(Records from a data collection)
^^^^^^^^

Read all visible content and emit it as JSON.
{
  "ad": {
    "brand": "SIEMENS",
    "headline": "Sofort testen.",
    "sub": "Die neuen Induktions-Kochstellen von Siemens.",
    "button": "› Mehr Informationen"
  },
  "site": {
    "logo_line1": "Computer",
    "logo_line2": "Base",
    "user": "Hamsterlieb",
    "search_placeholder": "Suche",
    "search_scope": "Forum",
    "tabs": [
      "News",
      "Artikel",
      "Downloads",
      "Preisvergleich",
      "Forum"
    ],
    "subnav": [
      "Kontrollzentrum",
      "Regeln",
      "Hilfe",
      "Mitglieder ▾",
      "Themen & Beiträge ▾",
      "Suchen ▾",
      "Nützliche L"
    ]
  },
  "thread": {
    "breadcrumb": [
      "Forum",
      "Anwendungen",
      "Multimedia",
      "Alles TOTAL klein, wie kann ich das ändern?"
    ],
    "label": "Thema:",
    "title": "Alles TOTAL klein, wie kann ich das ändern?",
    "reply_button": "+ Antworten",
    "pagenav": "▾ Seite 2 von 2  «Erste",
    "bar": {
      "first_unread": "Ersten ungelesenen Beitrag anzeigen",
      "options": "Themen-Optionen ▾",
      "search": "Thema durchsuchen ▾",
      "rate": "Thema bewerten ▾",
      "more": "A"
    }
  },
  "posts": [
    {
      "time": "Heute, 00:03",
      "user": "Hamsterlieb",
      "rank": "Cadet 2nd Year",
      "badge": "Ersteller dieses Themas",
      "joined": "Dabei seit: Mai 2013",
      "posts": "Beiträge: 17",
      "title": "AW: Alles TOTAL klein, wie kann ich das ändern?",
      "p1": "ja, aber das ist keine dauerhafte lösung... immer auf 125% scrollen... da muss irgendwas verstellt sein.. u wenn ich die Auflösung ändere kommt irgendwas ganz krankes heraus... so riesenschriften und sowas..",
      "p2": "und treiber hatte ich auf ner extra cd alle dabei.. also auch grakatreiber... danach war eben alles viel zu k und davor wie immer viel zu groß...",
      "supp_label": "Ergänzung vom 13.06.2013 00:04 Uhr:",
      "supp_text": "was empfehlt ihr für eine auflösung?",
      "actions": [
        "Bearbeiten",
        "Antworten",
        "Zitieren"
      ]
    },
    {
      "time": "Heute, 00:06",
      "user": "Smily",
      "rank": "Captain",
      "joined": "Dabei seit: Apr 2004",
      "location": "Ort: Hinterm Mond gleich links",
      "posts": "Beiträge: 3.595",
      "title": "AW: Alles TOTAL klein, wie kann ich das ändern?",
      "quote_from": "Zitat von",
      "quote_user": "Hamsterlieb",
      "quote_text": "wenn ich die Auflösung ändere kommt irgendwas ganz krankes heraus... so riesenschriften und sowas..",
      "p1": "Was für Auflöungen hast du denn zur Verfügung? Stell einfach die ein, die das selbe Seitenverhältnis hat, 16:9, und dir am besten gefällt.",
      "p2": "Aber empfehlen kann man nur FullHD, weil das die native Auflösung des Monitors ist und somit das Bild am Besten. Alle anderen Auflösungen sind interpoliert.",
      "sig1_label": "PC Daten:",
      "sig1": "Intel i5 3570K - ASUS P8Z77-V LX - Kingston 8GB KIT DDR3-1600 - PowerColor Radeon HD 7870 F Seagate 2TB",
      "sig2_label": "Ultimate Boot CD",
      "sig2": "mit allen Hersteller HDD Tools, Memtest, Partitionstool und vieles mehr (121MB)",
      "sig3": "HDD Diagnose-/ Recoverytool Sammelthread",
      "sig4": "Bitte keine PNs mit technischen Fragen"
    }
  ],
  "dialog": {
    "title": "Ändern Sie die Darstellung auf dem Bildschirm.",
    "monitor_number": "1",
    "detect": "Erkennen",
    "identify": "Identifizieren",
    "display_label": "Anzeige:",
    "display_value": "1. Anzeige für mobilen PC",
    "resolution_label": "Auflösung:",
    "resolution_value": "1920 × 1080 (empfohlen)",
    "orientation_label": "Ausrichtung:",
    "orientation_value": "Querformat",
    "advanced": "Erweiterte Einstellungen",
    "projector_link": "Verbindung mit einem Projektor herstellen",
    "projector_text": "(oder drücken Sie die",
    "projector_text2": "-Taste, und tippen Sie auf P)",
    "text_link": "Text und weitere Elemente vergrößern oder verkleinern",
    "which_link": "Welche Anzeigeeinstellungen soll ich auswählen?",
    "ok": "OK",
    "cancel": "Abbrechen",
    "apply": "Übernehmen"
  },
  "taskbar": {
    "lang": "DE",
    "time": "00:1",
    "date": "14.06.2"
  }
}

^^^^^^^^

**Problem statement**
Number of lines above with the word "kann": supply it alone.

**Exercise answer**
5